Last month I blogged about Google’s plan to ‘liberate’ hardbound books by creating an online global library. Today Microsoft accused the project of systematically violating the copyright of authors.
As part of ongoing rivalries between Microsoft and Google the former launched its own ‘Live Search Books’ service last December, which currently provides access to non-copyrighted texts. Their clients include the British Library, University of California and University of Toronto.
The Authors Guild – a professional association for American writers – opposes Google’s initiative because it digitises books from various libraries without the written consent of individual authors. In contrast, according to Microsoft’s Danielle Tiedt, its service will only digitise copyrighted books when prior consent has been obtained.
But hold on a minute… As an alumnus of the London School of Economics, I’m allowed inside the library to read its books. But I’m not allowed to copy material, and I cannot access Microsoft Office programmes on the computer system. The librarian told me: “The contract with Microsoft is exclusive to students”.
So much for Microsoft’s principles. Of course, we all know that corporations are ruthless when it comes to making profits – whether they are Microsoft or Google.
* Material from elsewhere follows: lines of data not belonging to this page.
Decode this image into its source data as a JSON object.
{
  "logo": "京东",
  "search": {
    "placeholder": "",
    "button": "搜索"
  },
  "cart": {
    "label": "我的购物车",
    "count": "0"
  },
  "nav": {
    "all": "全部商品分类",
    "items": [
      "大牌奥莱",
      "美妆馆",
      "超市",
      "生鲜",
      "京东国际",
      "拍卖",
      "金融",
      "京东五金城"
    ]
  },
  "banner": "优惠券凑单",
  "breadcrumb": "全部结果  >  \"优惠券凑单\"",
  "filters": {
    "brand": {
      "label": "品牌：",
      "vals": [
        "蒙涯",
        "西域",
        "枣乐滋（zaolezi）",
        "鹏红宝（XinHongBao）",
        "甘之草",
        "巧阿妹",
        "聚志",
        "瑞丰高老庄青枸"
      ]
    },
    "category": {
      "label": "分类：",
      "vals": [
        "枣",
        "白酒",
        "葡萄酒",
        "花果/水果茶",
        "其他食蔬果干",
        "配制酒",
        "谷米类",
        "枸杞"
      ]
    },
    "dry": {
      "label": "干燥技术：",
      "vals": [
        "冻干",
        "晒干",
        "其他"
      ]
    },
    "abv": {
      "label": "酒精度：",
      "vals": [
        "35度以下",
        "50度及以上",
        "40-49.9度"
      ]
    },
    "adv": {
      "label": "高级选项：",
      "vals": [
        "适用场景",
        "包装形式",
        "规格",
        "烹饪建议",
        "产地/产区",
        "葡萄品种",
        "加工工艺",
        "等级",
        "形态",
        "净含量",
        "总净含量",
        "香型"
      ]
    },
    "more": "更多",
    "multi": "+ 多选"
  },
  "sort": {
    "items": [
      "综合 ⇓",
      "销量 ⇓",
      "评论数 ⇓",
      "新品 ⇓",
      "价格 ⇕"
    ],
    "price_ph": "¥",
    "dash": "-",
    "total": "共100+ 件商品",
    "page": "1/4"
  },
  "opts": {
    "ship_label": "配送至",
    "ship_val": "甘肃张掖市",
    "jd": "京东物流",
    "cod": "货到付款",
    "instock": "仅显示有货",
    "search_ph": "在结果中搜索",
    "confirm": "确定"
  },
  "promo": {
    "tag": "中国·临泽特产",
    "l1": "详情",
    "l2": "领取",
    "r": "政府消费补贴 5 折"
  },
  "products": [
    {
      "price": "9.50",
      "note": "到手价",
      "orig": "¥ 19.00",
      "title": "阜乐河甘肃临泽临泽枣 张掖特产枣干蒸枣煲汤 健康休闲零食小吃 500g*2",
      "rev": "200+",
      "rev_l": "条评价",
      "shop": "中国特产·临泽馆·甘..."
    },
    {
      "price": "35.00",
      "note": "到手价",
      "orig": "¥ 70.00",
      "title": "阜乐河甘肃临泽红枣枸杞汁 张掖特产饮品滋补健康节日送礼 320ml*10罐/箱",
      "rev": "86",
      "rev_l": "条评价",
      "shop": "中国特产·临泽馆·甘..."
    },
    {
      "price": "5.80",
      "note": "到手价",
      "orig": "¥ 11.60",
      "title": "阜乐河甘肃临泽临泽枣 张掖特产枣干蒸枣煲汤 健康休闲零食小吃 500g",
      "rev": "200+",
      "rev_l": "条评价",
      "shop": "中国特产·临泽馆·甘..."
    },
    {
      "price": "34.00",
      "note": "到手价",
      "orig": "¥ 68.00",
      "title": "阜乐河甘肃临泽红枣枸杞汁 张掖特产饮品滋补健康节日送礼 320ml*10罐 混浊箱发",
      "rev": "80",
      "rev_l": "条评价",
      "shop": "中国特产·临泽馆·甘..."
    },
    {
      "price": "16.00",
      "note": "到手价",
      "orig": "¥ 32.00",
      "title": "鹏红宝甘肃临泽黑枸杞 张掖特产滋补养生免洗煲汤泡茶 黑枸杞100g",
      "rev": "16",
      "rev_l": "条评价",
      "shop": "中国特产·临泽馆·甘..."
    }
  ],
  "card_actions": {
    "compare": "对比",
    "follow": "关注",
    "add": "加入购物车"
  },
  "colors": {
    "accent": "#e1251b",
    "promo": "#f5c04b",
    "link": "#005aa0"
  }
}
But my question is: what legal right do libraries (which are often publicly funded) have to hand over ‘their’ knowledge to commercial organisations?